Report by Muhammad Al-Mumen
DUSHANBE, Sept 14 (KUNA) -- As Tajikistan was marking its 28th anniversary of Independence on September 9, it also celebrated the launch of the second unit of Rogun Dam, a mega hydroelectric power plant project aimed at doubling the country's power capacity, overcoming internal electricity shortage issues, and exporting clean energy to neighboring countries.
Tajik President Emomali Rahmon patronized the much-anticipated grand ceremonial event by personally setting the second of six units' turbine of this grand hydropower facility in motion in presence of the country's senior government officials, foreign diplomats, energy experts, construction workers, and the area residents.
Furthermore, over 140 local and foreign media reporters, including reputable international news agencies from Kuwait, UAE, Saudi Arabia, Qatar, US, UK, Italy, Germany, Russia, Japan, China, Iran, India, Pakistan, Kazakhstan, Kyrgyz Republic, Uzbekistan, and Tajikistan covered the event, held at the Rogun Dam in southern the country.
"We launched the first unit of this 'palace of light' recently on November 16 of last year, and this facility has already generated 570m kv/h of power by far and dispatched it to our country's energy grid," Rahmon said in his speech at the ceremony.
"This vitally important facility is constructed in line with international safety standards with the use of the latest technologies, and in the nearest future it will not only illuminate the houses of Tajikistan residents but also will serve countries of the region," said Rahmon.
He noted that construction of hydroelectric power stations on Tajikistan's rivers would help ensure balance between electricity and water consumption, adding it would also ensure sustainable water management, in addition to reducing electricity shortages in the region.
"About 60 percent of water resources of Central Asia are formed in Tajikistan's territory, and our country ranks sixth in the world in terms of production green energy from renewable sources," said the Tajik President.
The Rogun hydropower plant dam is located about 90 kilometers from Dushanbe, the capital, and is raised to the point of 1065 meter above the sea as six million cubic meter of construction material is laid in layers.
Constructed on the Vakhsh River in the Pamir Mountains under a main supervision by the Italian-based Salini Impergilo company, the rock-filled dam is expected to reach a total capacity of 3,600 MW, which is over 17 billion kWh, through its six units, each with capacity of 600 MW, making Rogun the most powerful hydroelectric plant in Central Asia.
The projected USD 3.9 billion-worth project aims to double Tajikistan's energy production to eliminate domestic electrical shortages and export surplus electricity to neighboring countries such as Uzbekistan, Afghanistan, and Pakistan.
"The project's goal is to solve the country's problem with electricity shortages during winter seasons, and export clean energy to neighboring countries," Anvar Rahmonov, Director of Production at Rogun Dam, stated to reporters on September 8.
"There are more than 60 companies representing Tajikistan, Italy, and Germany are currently working in the dam," he noted, adding all works are being done with high quality and within the time schedule to supply the general population in Tajikistan with sufficient electricity.
The project, slated for completion by 2028, is expected to amount to 335 meters in height, becoming the tallest hydroelectric dam in the world.
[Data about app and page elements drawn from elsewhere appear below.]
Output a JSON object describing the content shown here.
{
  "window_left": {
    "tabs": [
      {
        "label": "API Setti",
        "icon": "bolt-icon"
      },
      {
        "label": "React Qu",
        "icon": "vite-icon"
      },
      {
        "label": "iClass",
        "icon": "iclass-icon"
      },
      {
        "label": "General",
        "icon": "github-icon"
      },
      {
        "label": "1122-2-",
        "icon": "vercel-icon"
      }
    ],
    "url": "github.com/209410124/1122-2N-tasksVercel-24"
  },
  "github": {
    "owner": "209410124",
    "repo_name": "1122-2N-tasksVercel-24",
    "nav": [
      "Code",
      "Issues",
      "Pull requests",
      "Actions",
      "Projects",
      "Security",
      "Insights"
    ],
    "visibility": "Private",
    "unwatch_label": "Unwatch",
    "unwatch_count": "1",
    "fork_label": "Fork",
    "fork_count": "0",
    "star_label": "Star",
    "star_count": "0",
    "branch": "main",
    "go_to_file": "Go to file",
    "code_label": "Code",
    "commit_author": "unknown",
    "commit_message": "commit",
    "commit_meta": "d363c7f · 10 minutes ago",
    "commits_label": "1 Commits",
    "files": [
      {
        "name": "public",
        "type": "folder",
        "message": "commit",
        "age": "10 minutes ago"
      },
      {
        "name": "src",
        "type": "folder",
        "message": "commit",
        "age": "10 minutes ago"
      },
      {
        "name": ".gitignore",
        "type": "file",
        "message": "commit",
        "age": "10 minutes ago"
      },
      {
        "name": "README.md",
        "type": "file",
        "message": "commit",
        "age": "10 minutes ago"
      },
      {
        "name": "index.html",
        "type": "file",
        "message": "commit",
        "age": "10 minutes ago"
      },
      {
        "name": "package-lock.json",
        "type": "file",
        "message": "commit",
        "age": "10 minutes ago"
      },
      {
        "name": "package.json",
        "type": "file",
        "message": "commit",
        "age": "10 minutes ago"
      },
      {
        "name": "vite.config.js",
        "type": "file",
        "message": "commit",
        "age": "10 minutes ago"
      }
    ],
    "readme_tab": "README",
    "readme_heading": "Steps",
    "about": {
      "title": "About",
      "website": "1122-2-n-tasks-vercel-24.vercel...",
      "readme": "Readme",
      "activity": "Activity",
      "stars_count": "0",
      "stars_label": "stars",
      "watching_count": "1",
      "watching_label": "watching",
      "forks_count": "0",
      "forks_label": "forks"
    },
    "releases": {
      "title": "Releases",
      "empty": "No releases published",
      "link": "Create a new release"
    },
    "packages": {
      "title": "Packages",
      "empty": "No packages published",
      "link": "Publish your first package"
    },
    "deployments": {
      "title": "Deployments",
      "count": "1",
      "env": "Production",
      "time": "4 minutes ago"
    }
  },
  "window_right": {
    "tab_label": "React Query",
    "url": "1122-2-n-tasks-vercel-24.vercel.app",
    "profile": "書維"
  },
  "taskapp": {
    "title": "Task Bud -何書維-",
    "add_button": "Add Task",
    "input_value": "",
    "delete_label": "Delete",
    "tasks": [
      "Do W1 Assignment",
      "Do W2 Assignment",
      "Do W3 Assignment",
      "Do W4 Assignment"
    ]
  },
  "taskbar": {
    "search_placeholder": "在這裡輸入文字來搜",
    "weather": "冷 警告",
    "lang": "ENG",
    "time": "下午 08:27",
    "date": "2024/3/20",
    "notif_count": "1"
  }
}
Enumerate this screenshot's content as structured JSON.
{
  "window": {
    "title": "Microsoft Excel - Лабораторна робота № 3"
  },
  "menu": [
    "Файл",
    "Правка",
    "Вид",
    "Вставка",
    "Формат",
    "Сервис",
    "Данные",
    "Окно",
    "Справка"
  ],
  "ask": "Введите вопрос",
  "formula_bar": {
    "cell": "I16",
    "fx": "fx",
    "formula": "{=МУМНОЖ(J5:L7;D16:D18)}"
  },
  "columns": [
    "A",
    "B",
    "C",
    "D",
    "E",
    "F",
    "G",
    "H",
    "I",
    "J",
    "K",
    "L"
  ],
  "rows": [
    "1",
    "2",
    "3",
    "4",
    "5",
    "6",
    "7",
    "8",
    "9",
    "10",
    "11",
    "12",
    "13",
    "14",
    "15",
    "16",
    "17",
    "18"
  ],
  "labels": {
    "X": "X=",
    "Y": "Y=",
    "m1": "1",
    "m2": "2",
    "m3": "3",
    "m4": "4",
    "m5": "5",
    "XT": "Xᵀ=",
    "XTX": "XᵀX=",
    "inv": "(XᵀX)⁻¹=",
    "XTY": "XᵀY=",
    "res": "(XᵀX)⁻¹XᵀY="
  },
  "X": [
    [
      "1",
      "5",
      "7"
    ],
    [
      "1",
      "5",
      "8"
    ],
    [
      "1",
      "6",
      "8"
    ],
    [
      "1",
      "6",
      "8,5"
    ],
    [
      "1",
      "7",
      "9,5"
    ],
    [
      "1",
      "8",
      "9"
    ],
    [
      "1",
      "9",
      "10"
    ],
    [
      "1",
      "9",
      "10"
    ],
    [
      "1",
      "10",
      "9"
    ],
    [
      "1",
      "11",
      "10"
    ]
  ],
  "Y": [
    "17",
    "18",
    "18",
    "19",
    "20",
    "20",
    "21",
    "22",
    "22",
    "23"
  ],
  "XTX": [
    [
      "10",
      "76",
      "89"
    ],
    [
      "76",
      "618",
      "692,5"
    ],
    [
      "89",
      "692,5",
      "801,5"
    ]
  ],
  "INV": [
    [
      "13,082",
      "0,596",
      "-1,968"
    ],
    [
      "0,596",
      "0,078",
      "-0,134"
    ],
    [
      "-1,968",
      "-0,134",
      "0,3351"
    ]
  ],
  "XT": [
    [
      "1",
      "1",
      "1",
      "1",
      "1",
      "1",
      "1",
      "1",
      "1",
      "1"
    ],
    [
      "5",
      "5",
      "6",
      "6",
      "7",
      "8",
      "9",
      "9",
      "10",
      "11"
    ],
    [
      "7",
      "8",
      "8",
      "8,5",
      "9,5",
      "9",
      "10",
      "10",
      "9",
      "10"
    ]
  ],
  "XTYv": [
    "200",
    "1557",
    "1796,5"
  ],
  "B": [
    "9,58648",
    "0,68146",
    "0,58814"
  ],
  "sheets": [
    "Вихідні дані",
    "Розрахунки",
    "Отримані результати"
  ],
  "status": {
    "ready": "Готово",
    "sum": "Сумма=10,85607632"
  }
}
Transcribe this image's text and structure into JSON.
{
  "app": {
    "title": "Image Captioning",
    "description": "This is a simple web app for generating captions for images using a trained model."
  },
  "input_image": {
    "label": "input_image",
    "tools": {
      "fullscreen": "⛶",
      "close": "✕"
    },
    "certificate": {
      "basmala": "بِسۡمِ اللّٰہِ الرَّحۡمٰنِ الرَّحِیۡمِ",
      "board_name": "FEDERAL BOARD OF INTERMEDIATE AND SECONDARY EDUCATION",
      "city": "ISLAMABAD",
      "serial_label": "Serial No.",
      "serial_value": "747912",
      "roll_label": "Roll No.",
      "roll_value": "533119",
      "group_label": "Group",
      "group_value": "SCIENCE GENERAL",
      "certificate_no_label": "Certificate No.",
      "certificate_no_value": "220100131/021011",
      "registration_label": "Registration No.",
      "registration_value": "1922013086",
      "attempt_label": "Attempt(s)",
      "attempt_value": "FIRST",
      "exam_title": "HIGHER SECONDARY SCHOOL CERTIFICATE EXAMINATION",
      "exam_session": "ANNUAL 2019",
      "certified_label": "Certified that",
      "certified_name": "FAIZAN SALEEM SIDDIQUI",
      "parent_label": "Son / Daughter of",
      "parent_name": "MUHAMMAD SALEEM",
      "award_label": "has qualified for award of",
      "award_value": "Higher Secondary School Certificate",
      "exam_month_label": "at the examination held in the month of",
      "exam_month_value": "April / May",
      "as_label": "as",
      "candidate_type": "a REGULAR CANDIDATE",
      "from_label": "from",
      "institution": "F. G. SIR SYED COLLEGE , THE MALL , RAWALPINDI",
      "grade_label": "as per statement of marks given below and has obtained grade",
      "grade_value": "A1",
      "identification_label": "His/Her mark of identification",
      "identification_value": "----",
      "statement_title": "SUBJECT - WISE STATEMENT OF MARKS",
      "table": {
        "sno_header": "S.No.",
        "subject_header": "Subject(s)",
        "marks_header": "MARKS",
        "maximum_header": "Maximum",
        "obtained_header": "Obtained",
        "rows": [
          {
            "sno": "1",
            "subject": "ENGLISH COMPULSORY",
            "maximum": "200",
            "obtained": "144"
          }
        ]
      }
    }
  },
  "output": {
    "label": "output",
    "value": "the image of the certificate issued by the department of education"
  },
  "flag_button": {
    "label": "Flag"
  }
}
It would surpass in height China's Jinping-I Dam by 30 meters, and Tajikistan's own Norak Dam by 35 meters.
"So far, 70 percent of the work has been completed. The Second unit was achieved in a record time. As for the third unit, according to our plan, we expect to fully launch it between 2024 and 2025," Rahmonov told KUNA.
After the full commissioning of such an ambitious hydropower plant, it is possible to create dozens of small and large industrial enterprises and thousands of new jobs in the country.
Initial construction on the dam began in 1976, during the Soviet era. It stalled in 1991 after the breakup of the Soviet Union and outbreak of the civil war, which lasted until in 1997.
The project eventually resumed in 2016 when President Rahmon officially launched the construction of the dam. In 2018, the Tajik President oversaw the launch of the first unit at the Rogun Dam. (end) ma